═════ Record set ═════
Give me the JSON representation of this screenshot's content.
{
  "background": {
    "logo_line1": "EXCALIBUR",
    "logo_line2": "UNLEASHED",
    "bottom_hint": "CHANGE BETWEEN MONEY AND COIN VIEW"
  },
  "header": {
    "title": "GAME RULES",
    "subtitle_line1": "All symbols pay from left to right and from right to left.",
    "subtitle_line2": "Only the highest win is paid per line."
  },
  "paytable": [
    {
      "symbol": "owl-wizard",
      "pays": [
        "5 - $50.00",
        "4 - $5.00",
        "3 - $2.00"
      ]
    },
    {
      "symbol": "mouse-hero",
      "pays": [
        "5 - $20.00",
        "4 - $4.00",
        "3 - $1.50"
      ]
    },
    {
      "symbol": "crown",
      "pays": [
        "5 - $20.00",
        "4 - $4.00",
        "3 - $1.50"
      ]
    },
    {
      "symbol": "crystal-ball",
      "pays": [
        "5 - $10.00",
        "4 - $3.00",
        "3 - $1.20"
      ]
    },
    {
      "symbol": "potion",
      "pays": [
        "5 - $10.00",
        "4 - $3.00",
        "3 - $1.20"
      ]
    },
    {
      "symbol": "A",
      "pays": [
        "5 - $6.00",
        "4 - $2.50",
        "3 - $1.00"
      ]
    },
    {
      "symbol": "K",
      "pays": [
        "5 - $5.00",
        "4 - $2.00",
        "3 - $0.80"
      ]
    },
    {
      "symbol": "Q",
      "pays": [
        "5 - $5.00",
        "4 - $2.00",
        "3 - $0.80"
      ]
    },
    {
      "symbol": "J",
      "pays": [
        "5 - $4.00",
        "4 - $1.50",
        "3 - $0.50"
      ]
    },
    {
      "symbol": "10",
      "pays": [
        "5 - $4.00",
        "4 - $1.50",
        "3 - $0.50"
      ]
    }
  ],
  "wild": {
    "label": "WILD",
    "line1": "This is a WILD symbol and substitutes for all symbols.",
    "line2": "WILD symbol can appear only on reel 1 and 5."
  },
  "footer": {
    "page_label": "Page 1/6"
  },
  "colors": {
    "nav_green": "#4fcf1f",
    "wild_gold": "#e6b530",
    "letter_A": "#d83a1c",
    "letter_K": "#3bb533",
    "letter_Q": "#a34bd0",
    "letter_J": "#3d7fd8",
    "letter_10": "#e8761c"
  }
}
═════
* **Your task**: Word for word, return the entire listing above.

* **Expected answer**:
Give me the JSON representation of this screenshot's content.
{
  "background": {
    "logo_line1": "EXCALIBUR",
    "logo_line2": "UNLEASHED",
    "bottom_hint": "CHANGE BETWEEN MONEY AND COIN VIEW"
  },
  "header": {
    "title": "GAME RULES",
    "subtitle_line1": "All symbols pay from left to right and from right to left.",
    "subtitle_line2": "Only the highest win is paid per line."
  },
  "paytable": [
    {
      "symbol": "owl-wizard",
      "pays": [
        "5 - $50.00",
        "4 - $5.00",
        "3 - $2.00"
      ]
    },
    {
      "symbol": "mouse-hero",
      "pays": [
        "5 - $20.00",
        "4 - $4.00",
        "3 - $1.50"
      ]
    },
    {
      "symbol": "crown",
      "pays": [
        "5 - $20.00",
        "4 - $4.00",
        "3 - $1.50"
      ]
    },
    {
      "symbol": "crystal-ball",
      "pays": [
        "5 - $10.00",
        "4 - $3.00",
        "3 - $1.20"
      ]
    },
    {
      "symbol": "potion",
      "pays": [
        "5 - $10.00",
        "4 - $3.00",
        "3 - $1.20"
      ]
    },
    {
      "symbol": "A",
      "pays": [
        "5 - $6.00",
        "4 - $2.50",
        "3 - $1.00"
      ]
    },
    {
      "symbol": "K",
      "pays": [
        "5 - $5.00",
        "4 - $2.00",
        "3 - $0.80"
      ]
    },
    {
      "symbol": "Q",
      "pays": [
        "5 - $5.00",
        "4 - $2.00",
        "3 - $0.80"
      ]
    },
    {
      "symbol": "J",
      "pays": [
        "5 - $4.00",
        "4 - $1.50",
        "3 - $0.50"
      ]
    },
    {
      "symbol": "10",
      "pays": [
        "5 - $4.00",
        "4 - $1.50",
        "3 - $0.50"
      ]
    }
  ],
  "wild": {
    "label": "WILD",
    "line1": "This is a WILD symbol and substitutes for all symbols.",
    "line2": "WILD symbol can appear only on reel 1 and 5."
  },
  "footer": {
    "page_label": "Page 1/6"
  },
  "colors": {
    "nav_green": "#4fcf1f",
    "wild_gold": "#e6b530",
    "letter_A": "#d83a1c",
    "letter_K": "#3bb533",
    "letter_Q": "#a34bd0",
    "letter_J": "#3d7fd8",
    "letter_10": "#e8761c"
  }
}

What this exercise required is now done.